Exercise:
Count the lines below that hold "this". Give the number without comment.

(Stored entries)
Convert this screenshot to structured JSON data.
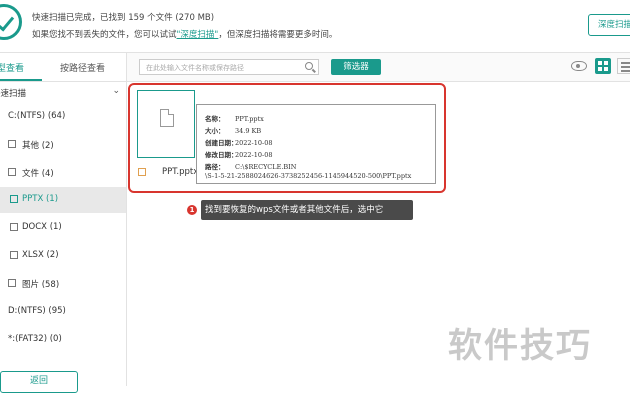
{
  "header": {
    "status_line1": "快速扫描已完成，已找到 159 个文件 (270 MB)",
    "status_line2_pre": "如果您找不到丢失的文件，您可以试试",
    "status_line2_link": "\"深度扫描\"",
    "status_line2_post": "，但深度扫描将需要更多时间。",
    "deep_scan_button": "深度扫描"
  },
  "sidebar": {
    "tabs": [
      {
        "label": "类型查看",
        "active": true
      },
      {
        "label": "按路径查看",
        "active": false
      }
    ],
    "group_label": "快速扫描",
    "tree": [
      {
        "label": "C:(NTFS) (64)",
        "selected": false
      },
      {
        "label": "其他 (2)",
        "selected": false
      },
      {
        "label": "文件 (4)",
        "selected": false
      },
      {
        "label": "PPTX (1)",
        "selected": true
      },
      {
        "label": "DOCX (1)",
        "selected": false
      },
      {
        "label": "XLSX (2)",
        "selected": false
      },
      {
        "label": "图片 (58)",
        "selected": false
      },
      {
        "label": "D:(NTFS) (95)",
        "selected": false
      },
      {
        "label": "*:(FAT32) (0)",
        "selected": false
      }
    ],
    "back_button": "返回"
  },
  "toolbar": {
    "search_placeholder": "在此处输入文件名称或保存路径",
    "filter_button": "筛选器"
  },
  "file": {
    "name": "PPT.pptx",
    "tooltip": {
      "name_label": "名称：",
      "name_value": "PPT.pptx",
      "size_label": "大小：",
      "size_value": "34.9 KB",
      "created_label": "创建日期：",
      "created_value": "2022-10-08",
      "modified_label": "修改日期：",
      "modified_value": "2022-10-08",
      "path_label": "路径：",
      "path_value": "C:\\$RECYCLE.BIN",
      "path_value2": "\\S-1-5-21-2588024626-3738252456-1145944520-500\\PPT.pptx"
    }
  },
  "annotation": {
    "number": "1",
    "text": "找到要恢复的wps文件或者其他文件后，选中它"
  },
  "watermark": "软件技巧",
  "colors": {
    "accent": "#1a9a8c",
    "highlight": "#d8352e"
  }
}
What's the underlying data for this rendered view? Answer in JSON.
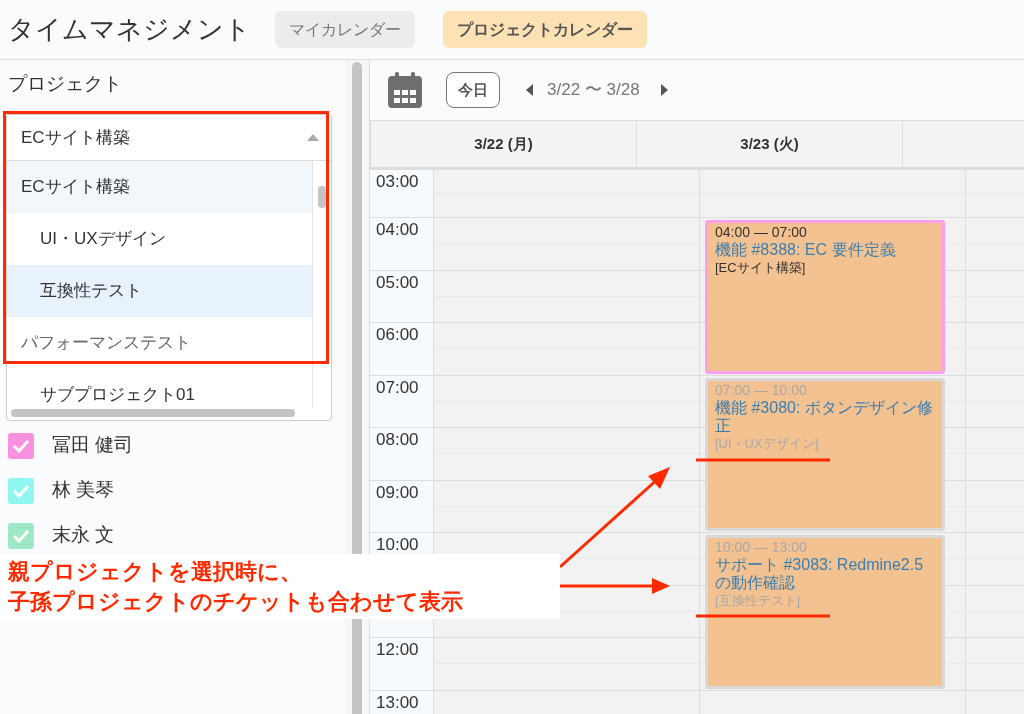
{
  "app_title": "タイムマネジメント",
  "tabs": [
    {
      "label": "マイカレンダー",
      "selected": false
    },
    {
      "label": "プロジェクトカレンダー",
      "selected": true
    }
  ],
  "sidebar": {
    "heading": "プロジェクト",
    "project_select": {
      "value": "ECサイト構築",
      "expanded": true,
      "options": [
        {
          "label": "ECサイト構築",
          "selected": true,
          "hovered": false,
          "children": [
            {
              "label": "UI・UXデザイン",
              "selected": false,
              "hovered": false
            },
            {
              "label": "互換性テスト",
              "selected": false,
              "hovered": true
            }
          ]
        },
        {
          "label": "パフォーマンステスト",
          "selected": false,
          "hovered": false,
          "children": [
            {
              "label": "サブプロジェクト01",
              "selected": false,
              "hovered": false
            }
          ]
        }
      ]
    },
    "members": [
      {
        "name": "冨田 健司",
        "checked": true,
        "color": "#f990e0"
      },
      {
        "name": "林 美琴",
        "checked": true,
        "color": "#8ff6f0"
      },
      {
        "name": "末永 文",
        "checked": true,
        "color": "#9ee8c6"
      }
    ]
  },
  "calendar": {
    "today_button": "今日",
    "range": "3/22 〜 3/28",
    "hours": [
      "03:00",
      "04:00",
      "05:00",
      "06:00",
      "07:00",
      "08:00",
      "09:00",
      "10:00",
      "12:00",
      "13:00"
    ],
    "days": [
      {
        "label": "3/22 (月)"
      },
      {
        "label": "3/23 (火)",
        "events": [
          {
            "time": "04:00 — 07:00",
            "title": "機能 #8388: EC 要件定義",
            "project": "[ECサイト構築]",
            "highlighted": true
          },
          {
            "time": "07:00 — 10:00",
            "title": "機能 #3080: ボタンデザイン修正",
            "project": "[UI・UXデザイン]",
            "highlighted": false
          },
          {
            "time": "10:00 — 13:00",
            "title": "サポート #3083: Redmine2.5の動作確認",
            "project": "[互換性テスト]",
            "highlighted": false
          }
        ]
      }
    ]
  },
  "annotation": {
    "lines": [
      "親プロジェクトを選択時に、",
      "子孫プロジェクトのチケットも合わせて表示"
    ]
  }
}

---

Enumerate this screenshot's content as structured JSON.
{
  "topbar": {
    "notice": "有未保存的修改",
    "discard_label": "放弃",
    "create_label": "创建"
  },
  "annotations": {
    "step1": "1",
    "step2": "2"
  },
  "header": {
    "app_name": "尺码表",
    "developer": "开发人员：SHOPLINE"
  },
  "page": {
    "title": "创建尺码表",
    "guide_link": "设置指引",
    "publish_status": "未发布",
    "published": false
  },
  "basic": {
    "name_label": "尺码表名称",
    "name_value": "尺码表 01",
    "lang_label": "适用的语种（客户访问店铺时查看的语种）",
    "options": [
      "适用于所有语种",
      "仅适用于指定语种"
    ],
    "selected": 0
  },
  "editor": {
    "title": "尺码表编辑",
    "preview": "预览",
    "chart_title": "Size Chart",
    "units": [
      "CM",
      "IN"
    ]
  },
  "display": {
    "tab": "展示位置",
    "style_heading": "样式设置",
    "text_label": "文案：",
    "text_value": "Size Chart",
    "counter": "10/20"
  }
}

Finished exercise:
3